I drew out a diagram of the different characters and paused frequently to make sure he understood how the different relationships and attractions shifted. Then I had him watch this charming video to review:
He was into it! I had to make last-minute arrangements and reorganize the day to give us a father-son evening to nab the tickets and catch the show. There’s two basic ways to get tickets: apply for a lottery drawing the day before a show or to wait in line for available tickets on the evening of a show. We got the lottery tickets but didn’t really know what to expect, so we showed up early to collect our tickets at 5:30. There was already a settled line waiting for that-day tickets, but I checked back later and at around 6:30 the line had disappeared, and there were still tickets available. Be warned, though: there was a palpable anxiety in the air up until the doors opened regarding getting tickets and seats, which underscores the fact that these tickets are often very much in demand.
The theater is a good one, though, with terrific visibility of the stage from almost any seat.
Biggie and I thoroughly enjoyed the performance.
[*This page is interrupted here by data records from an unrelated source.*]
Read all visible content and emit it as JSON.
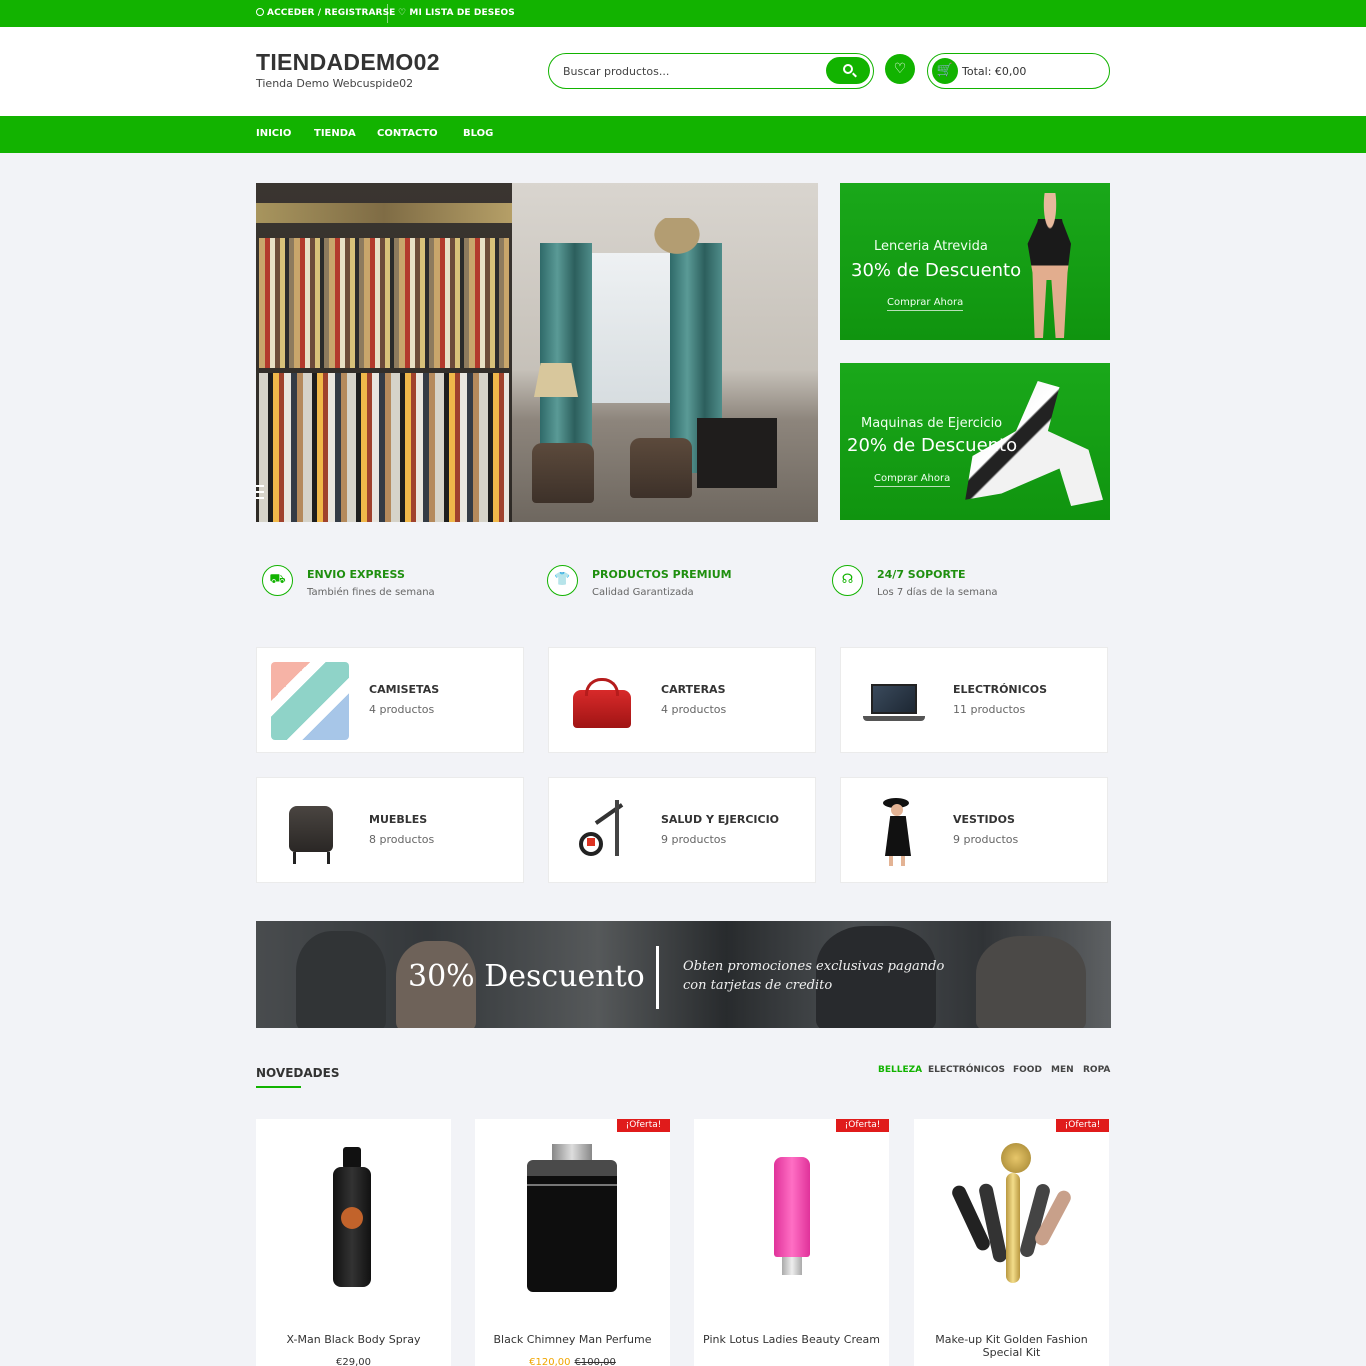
{
  "topbar": {
    "login": "ACCEDER / REGISTRARSE",
    "wishlist": "MI LISTA DE DESEOS"
  },
  "header": {
    "site_title": "TIENDADEMO02",
    "tagline": "Tienda Demo Webcuspide02",
    "search_placeholder": "Buscar productos...",
    "cart_total": "Total: €0,00"
  },
  "nav": {
    "items": [
      "INICIO",
      "TIENDA",
      "CONTACTO",
      "BLOG"
    ]
  },
  "promos": [
    {
      "subtitle": "Lenceria Atrevida",
      "title": "30% de Descuento",
      "link": "Comprar Ahora"
    },
    {
      "subtitle": "Maquinas de Ejercicio",
      "title": "20% de Descuento",
      "link": "Comprar Ahora"
    }
  ],
  "features": [
    {
      "icon": "truck-icon",
      "title": "ENVIO EXPRESS",
      "subtitle": "También fines de semana"
    },
    {
      "icon": "tshirt-icon",
      "title": "PRODUCTOS PREMIUM",
      "subtitle": "Calidad Garantizada"
    },
    {
      "icon": "headset-icon",
      "title": "24/7 SOPORTE",
      "subtitle": "Los 7 días de la semana"
    }
  ],
  "categories": [
    {
      "name": "CAMISETAS",
      "count": "4 productos"
    },
    {
      "name": "CARTERAS",
      "count": "4 productos"
    },
    {
      "name": "ELECTRÓNICOS",
      "count": "11 productos"
    },
    {
      "name": "MUEBLES",
      "count": "8 productos"
    },
    {
      "name": "SALUD Y EJERCICIO",
      "count": "9 productos"
    },
    {
      "name": "VESTIDOS",
      "count": "9 productos"
    }
  ],
  "banner": {
    "title": "30% Descuento",
    "line1": "Obten promociones exclusivas pagando",
    "line2": "con tarjetas de credito"
  },
  "novedades": {
    "title": "NOVEDADES",
    "tabs": [
      "BELLEZA",
      "ELECTRÓNICOS",
      "FOOD",
      "MEN",
      "ROPA"
    ],
    "active_tab": "BELLEZA",
    "badge_label": "¡Oferta!",
    "products": [
      {
        "name": "X-Man Black Body Spray",
        "price": "€29,00",
        "sale_price": "",
        "on_sale": false
      },
      {
        "name": "Black Chimney Man Perfume",
        "price": "€100,00",
        "sale_price": "€120,00",
        "on_sale": true
      },
      {
        "name": "Pink Lotus Ladies Beauty Cream",
        "price": "",
        "sale_price": "",
        "on_sale": true
      },
      {
        "name": "Make-up Kit Golden Fashion Special Kit",
        "price": "",
        "sale_price": "",
        "on_sale": true
      }
    ]
  },
  "colors": {
    "brand": "#12b300",
    "sale_badge": "#e01b1b",
    "sale_price": "#f0a500"
  }
}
The beginning seemed a little iffy to me; I generally don’t like the trend of incoherent, inconsistent postmodern updates of Shakespearean plays, and I was a little afraid from the first scene that this production might be a bit of a hot mess.
The rhythm gradually and assuredly accelerates, though, and by the time everyone is catfighting in the woods, there’s a number of really inspired touches. (Won’t spoil it for you — let’s just say Puck gets to play a real instigator). The performance was very athletic but also loose and fun. And the Mechanicals Play is just one of the best and funniest I’ve seen, ever.
The production’s a little risqué; the fairies in particular look like a Vanity Fair photoshoot of Cabaret-cum-Louis XIV, but I think it’s in keeping with Shakespeare’s innate ribaldry. Hey, if you can’t handle a little sex and violence, the Bard is not for you. And the worst references tend to go over Biggie’s head.
Also, read Drew Lichtenberg’s short essay in the program; it’s got several good insights that made me appreciate this production even more.
Bonus: Ryan Sellers, who teaches dance at Burgundy Farm, was in the cast as a member of the ensemble!
All in all, really worth it; see if you can’t catch it before it’s gone. Performances continue until September 13